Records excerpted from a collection
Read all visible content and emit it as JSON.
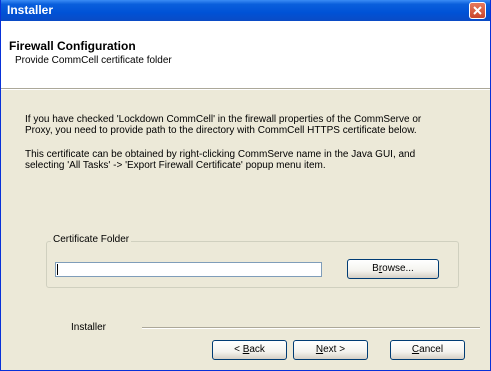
{
  "window": {
    "title": "Installer"
  },
  "header": {
    "title": "Firewall Configuration",
    "subtitle": "Provide CommCell certificate folder"
  },
  "body": {
    "paragraph1_line1": "If you have checked 'Lockdown CommCell' in the firewall properties of the CommServe or",
    "paragraph1_line2": "Proxy, you need to provide path to the directory with CommCell HTTPS certificate below.",
    "paragraph2_line1": "This certificate can be obtained by right-clicking CommServe name in the Java GUI, and",
    "paragraph2_line2": "selecting 'All Tasks' -> 'Export Firewall Certificate' popup menu item."
  },
  "certificate_group": {
    "label": "Certificate Folder",
    "input_value": "",
    "browse": {
      "pre": "B",
      "mnemonic": "r",
      "post": "owse..."
    }
  },
  "footer": {
    "label": "Installer",
    "back": {
      "pre": "< ",
      "mnemonic": "B",
      "post": "ack"
    },
    "next": {
      "mnemonic": "N",
      "post": "ext >"
    },
    "cancel": {
      "mnemonic": "C",
      "post": "ancel"
    }
  },
  "colors": {
    "titlebar": "#0a5fdc",
    "dialog_bg": "#ece9d8",
    "close_button": "#c9452a"
  }
}
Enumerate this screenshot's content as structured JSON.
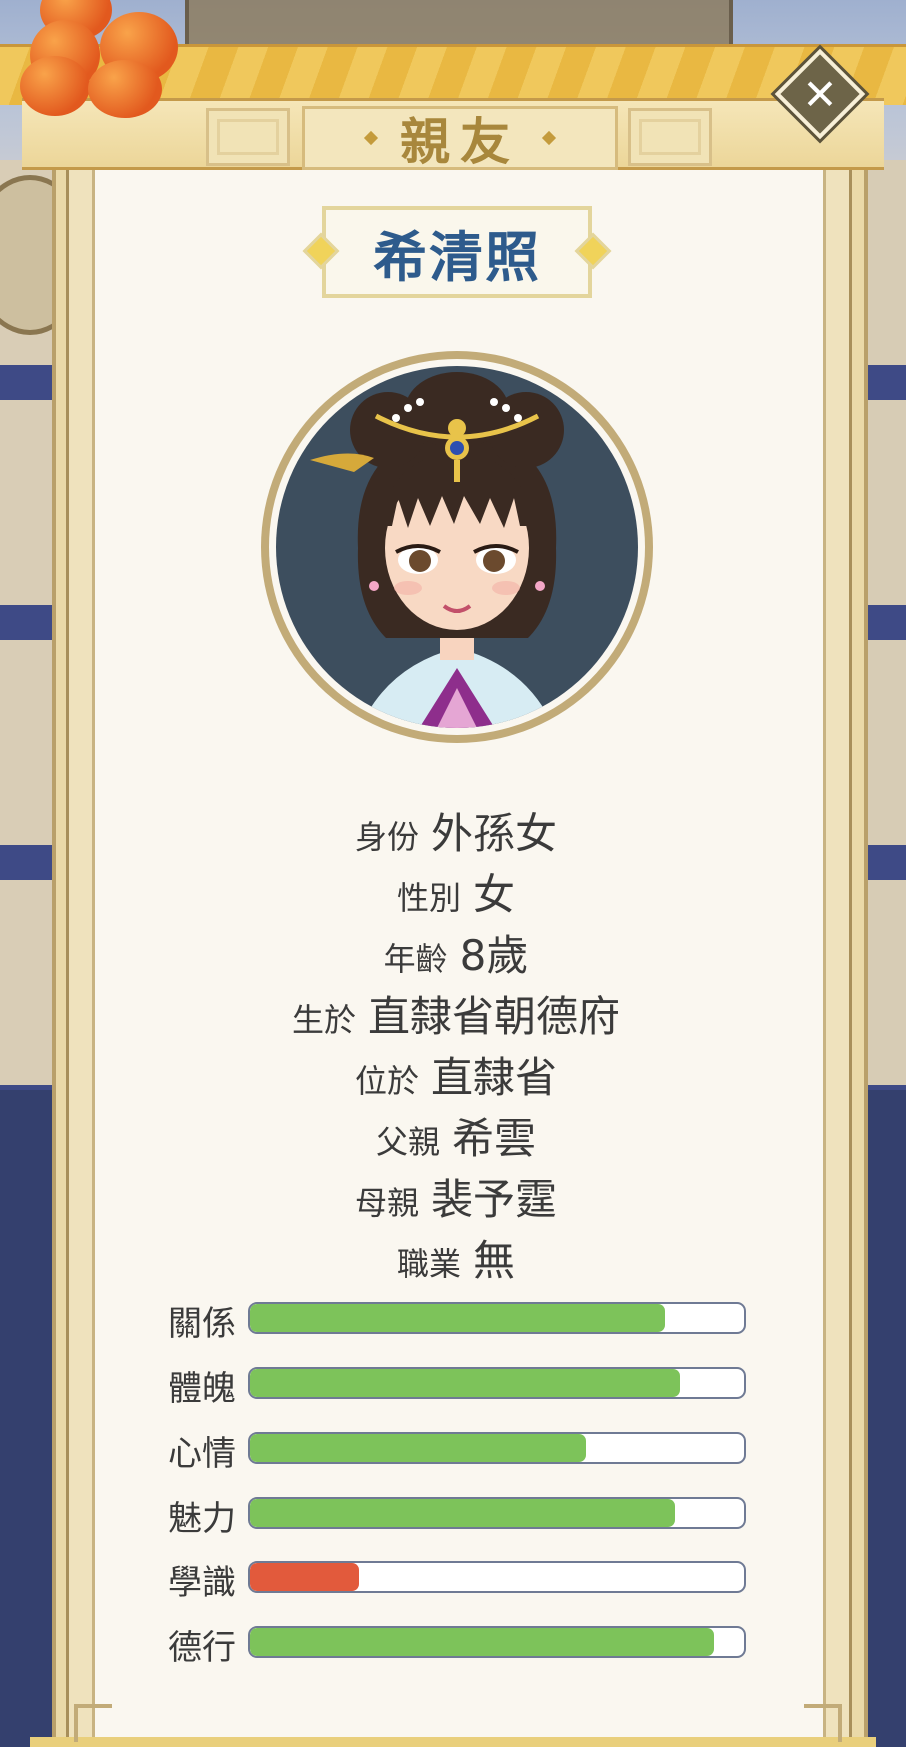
{
  "header": {
    "title": "親友",
    "close_label": "✕"
  },
  "person": {
    "name": "希清照",
    "info": [
      {
        "label": "身份",
        "value": "外孫女"
      },
      {
        "label": "性別",
        "value": "女"
      },
      {
        "label": "年齡",
        "value": "8歲"
      },
      {
        "label": "生於",
        "value": "直隸省朝德府"
      },
      {
        "label": "位於",
        "value": "直隸省"
      },
      {
        "label": "父親",
        "value": "希雲"
      },
      {
        "label": "母親",
        "value": "裴予霆"
      },
      {
        "label": "職業",
        "value": "無"
      }
    ],
    "stats": [
      {
        "label": "關係",
        "level": 0.84,
        "color": "#7dc35a"
      },
      {
        "label": "體魄",
        "level": 0.87,
        "color": "#7dc35a"
      },
      {
        "label": "心情",
        "level": 0.68,
        "color": "#7dc35a"
      },
      {
        "label": "魅力",
        "level": 0.86,
        "color": "#7dc35a"
      },
      {
        "label": "學識",
        "level": 0.22,
        "color": "#e25a3c"
      },
      {
        "label": "德行",
        "level": 0.94,
        "color": "#7dc35a"
      }
    ]
  },
  "colors": {
    "accent": "#2e5b8c",
    "gold": "#a8873c",
    "panel": "#faf7f0"
  }
}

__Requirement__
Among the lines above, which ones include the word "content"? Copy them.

__Exercise response__
Read all visible content and emit it as JSON.
Enumerate this screenshot's content as structured JSON.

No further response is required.